#### PROBLEM:
Using the entries that follow, state how many lines contain "name", with no other words.

====== PROVIDED DATA ======

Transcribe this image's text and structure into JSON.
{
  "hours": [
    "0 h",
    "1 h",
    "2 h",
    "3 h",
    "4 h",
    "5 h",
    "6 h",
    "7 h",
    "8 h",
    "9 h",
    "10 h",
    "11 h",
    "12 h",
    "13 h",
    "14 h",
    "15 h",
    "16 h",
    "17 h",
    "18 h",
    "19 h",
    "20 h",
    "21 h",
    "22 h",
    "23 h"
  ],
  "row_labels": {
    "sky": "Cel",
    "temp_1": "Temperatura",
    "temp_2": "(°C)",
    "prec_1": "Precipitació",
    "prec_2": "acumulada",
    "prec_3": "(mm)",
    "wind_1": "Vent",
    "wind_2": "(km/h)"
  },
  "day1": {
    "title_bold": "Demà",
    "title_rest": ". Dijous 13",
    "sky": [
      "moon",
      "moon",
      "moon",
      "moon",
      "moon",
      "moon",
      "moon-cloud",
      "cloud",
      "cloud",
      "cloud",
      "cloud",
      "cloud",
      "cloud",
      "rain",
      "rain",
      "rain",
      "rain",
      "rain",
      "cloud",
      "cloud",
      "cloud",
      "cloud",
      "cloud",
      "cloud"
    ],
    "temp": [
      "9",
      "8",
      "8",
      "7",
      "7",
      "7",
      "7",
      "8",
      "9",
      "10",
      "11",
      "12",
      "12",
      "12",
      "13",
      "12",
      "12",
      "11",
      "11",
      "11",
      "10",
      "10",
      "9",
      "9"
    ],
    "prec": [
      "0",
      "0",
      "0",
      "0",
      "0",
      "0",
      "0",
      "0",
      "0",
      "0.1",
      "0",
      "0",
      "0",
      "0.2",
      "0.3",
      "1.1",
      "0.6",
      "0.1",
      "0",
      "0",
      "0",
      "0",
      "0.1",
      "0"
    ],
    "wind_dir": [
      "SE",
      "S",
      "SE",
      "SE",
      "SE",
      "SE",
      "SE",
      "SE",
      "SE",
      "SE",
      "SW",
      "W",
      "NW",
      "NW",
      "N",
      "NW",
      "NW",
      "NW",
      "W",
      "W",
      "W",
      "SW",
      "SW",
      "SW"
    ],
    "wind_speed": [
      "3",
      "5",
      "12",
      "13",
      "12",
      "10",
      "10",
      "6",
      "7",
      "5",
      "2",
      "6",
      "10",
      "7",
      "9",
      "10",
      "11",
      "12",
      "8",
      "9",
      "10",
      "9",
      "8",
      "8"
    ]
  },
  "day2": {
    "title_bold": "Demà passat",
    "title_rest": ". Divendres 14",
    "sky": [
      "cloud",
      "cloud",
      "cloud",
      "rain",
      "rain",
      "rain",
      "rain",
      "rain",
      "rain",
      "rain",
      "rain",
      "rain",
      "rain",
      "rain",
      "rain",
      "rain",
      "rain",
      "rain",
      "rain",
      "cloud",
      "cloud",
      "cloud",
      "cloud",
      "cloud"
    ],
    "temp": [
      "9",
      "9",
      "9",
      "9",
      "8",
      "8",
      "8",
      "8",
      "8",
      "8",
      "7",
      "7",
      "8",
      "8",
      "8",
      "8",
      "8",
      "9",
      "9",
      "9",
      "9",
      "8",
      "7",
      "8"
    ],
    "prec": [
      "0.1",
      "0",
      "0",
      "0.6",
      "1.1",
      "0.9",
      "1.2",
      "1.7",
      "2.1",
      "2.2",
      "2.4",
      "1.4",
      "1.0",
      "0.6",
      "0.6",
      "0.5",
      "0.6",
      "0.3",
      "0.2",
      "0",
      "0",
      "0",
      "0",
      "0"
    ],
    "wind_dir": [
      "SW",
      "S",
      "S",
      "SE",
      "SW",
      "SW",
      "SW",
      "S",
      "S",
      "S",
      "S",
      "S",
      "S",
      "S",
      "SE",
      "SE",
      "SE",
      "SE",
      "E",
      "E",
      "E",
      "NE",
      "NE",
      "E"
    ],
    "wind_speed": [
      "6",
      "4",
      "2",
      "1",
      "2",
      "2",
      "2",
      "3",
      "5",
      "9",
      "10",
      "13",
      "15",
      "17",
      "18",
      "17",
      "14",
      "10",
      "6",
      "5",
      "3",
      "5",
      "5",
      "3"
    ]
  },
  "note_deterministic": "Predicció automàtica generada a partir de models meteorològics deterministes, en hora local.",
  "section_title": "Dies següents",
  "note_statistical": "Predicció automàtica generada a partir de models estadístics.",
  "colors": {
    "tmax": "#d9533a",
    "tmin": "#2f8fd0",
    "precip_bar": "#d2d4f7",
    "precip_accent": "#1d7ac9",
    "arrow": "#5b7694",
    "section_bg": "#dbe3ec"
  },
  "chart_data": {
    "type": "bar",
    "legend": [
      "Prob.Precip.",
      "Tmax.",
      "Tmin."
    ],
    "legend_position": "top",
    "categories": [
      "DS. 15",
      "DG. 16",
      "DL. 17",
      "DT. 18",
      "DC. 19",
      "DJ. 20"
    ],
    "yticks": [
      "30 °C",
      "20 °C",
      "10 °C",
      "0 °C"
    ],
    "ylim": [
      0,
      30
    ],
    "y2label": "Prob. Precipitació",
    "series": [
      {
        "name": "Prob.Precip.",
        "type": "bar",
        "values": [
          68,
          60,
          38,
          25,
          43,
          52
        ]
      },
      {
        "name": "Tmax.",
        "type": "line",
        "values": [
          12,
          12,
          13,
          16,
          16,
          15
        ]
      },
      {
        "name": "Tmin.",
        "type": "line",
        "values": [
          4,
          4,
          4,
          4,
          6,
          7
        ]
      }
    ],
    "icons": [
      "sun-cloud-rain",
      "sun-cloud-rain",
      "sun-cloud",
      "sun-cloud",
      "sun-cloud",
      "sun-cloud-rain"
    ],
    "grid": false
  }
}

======

#### ANSWER:
3